Well I hope I don’t get into trouble with the NetGalley police for posting two reviews together, but I’ve already really run out of month, as I do my Iris Murdoch Readalong update on the last day of the month, too.  So you’re getting reviews of Hazel Gaynor’s “The Cottingley Secret” (which also fits into Reading Ireland Month, given that a) the author lives in Ireland and b) the modern portion of the novel is set there) and Judy Leigh’s fun read, “A Grand Old Time” (in which the main characters are Irish and they start off in Ireland but the author’s from Devon and is still there – maybe Cathy at 746 Books (read all about the reading challenge here) can confirm for me!

Anyway, two NetGalley reads and light novels have been just the ticket as I’ve been struggling with a bit of a cold all week.

Hazel Gaynor – “The Cottingley Secret”

(NetGalley 03 December 2017; published 07 September 2017)

I don’t normally like or read novelisations of historical happenings, so I’m not quite sure why I picked this one up in the first place – I must have thought it just indirectly referenced that famous story where some girls ‘photographed fairies’ in 1917 and Arthur Conan Doyle wrote a book about them. Actually the girls and their fairy photographs take up the retro half of this dual-time (but not time-slip) novel, but it’s obviously carefully researched and beautifully written and it turns out the author is an expert in this kind of novel. She invents a whole side family, presenting the actual living people through one girl’s narrative which she carefully explains at the end is actually based on the historical record. The author was able to make contact with one of the girls’ daughter, and obviously took great care with her memory.

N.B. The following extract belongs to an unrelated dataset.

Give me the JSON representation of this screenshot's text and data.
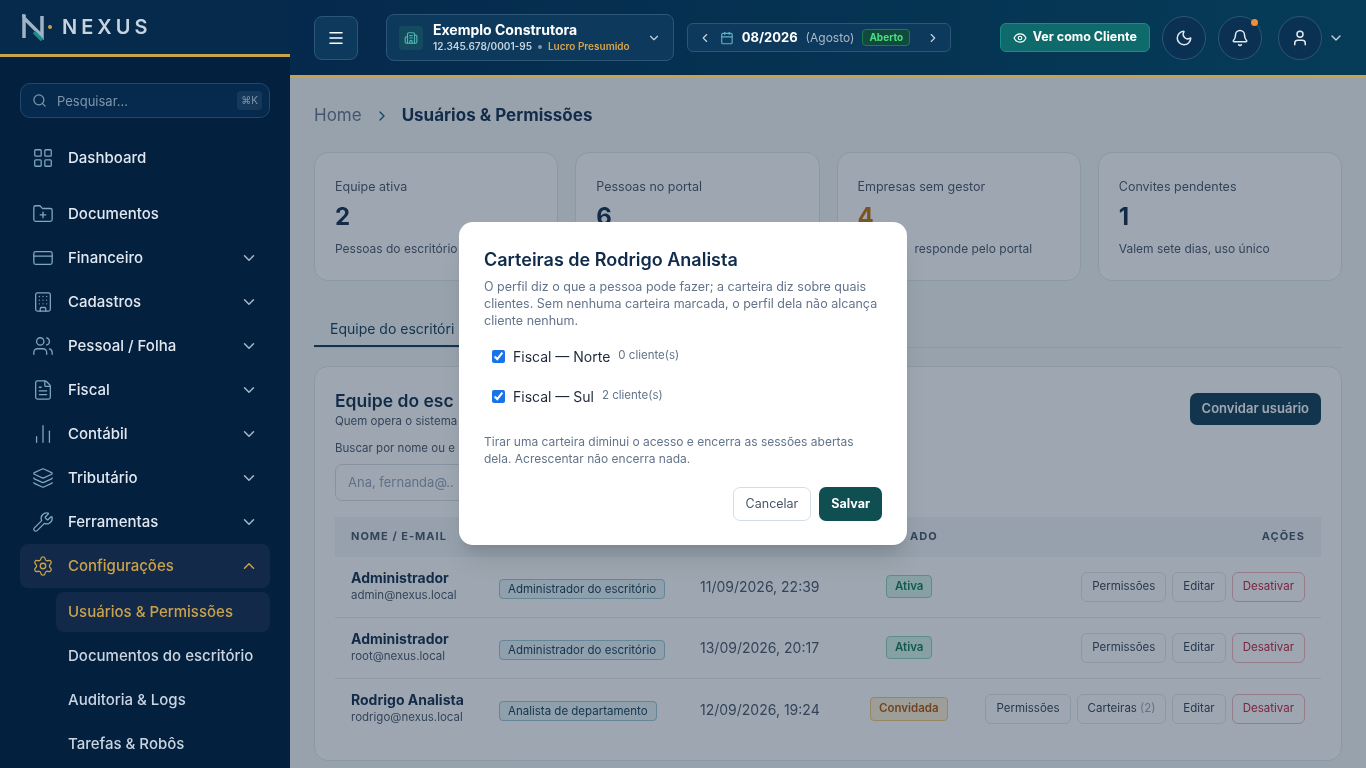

The modern and invented heroine is Olivia, distantly connected with the hoax, and we watch her stitch together a new life in Ireland after inheriting her grandfather’s bookshop. As in other books I’ve been reading recently, there’s a lovely sense of community as Olivia settles into the town, and resourceful and helpful older as well as younger characters. As Olivia tries to get the shop going, she finds manuscripts and photographs and gently probes the memories of her grandmother, confined to a nursing home with Alzheimer’s but, again, still proving of great emotional and practical value to Olivia, flashes of her old self shining through and her own legacy appearing at the end.

It’s really well done with some very practical elements (Olivia is trying to get out of wedding arrangements she can no longer stand; she meets a very real writer and his small daughter; she holds events in the shop and creates a website) and some fairy-tale ones (why does everyone dream the same dream and how do flowers bloom inside the bookshop window?) but these were not silly or laboured. I also liked a lot that Olivia has her own agency and practical skills, and the tentative hope for a future partner is not overdone; she’s allowed her own space. Oh, there’s also a bookshop cat who keeps in the background and doesn’t come to any harm.

I have to say this book is more modern and interesting than the cover would perhaps suggest, and it’s well worth a read, with the Yorkshire sections even giving a feel of The Secret Garden for the young heroine.

Thank you to HarperCollins for providing this book via NetGalley in return for an honest review.

Judy Leigh – “A Grand Old Time”

(NetGalley 19 March 2018; published 03 April 2018)

Evie Gallagher is 75 and bereaved, and after a couple of incidents that left her with lost confidence, she’s allowed her busy daughter-in-law to have her installed in an old people’s home. However much she likes the Polish and Ukrainian staff, she’s not happy and starts to act up when son Brendan and this Maura visit her. Then, like all nursing home inhabitants these days, she makes a bid for freedom, dons a disguise and sets off on an escape route that takes her from Dublin across to France and through France, making new friends along the way. Brendan and Maura, their marriage souring, are in pursuit, but hampered at every turn.

I loved Evie’s adventures and spirit (although she was a bit sweary and I wonder if all readers will like this – the cover echoes the Dawn French ones so maybe that gives a hint of the slightly visceral bits). I loved how it’s not all presented as plain sailing, with hangovers and being pulled over by the French police, but that nice people tend to come out most prominently. I wasn’t so interested in Brendan and Maura and felt the author wanted to write about Brendan more and got a bit carried away (it is a first novel, so I will be forgiving, as it is fun and readable). There’s a bit too much detail about them which makes the book a bit long.

It’s an entertaining read – I’d have liked to maybe have seen a few of the earlier characters pulled in again at the end to draw the book together, but again that’s a minor point. Nice to have an older heroine and different types of characters, too.

Thank you to Avon Books for providing this book via NetGalley in return for an honest review.